Date of Award
Campus Access Thesis
E. Scott Huebner
This study examines the predictive power of personality, social support, and environmental variables in classifying children using a new model of mental health. The study was based on Greenspoon and Saklofske (2000), who proposed a Dual-Factor model of mental health that incorporates information about a subjective child's well-being, along with psychological symptoms, to more fully capture a child's current functioning. Results from multinomial logistic regression analyses showed that the proposed model was able to accurately classify children above and beyond chance. Furthermore, results from these analyses show that the predictive power of these variables varies across children with different levels of subjective well-being and psychopathology. Implications for practice and future directions are also discussed.

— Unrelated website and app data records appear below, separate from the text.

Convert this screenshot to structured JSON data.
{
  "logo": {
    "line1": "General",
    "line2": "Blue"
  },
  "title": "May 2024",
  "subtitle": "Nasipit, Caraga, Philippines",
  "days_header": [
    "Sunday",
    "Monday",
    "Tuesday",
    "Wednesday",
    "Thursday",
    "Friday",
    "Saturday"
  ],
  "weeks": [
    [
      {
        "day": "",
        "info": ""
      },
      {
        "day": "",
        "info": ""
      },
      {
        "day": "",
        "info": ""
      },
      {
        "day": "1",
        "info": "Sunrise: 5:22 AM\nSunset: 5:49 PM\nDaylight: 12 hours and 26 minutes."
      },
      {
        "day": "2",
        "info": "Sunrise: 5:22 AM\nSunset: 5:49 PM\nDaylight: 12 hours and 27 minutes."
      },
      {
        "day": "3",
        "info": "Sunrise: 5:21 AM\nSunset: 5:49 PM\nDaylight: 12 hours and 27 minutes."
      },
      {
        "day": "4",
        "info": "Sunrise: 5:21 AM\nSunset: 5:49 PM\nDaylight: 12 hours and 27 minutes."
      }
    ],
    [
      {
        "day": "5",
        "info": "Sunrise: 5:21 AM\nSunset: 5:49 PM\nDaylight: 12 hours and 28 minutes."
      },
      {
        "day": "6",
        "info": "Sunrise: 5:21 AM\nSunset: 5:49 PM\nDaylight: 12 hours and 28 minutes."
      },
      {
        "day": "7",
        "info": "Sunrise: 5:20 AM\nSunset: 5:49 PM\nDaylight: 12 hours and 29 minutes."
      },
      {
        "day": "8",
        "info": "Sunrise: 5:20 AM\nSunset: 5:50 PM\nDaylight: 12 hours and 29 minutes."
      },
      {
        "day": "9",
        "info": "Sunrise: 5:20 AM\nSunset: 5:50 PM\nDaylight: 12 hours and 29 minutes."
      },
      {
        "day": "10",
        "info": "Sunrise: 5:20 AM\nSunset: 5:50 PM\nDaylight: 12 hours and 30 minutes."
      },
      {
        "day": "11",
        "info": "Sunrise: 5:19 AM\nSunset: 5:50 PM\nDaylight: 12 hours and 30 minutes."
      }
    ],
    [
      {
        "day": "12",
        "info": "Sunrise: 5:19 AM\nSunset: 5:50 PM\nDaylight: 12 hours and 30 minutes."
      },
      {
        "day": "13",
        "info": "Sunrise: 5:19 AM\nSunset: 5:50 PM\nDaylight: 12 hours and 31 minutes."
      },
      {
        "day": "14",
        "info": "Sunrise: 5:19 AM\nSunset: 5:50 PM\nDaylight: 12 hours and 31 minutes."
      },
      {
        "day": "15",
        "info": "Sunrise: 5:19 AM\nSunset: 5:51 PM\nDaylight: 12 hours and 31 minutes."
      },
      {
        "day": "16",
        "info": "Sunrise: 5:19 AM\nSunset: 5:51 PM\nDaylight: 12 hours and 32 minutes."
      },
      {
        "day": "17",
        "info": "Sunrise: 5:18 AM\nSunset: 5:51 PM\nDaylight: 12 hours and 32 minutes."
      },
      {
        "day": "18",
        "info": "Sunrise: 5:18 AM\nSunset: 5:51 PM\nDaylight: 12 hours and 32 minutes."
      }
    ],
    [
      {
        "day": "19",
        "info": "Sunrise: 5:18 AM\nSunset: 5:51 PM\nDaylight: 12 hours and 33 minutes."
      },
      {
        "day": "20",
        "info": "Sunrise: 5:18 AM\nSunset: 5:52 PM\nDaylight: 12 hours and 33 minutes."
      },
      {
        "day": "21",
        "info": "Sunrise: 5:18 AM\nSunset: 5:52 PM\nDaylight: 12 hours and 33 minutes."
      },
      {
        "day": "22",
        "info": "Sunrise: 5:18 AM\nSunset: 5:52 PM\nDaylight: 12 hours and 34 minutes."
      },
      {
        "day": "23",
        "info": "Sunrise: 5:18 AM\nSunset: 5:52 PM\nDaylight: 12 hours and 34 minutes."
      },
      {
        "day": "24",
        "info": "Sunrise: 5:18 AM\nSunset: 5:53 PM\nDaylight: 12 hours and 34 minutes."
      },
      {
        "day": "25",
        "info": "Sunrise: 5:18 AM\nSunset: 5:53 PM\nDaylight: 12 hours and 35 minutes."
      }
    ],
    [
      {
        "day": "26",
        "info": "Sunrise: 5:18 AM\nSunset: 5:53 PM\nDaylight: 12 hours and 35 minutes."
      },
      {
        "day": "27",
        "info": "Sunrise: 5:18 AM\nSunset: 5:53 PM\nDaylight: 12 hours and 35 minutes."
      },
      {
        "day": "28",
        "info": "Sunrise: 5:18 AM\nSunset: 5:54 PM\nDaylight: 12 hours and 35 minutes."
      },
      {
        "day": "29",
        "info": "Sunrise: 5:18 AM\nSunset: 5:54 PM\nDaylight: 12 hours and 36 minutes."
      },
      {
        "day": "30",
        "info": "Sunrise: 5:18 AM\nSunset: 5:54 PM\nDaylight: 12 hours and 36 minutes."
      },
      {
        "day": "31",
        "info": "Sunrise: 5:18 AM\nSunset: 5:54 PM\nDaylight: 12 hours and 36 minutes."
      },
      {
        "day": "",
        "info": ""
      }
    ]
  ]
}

Lyons, M. D.(2011). Theoretical Antecedents of A New Model of Mental Health: Predictors of Well-Being and Psychopathology. (Master's thesis). Retrieved from http://scholarcommons.sc.edu/etd/1882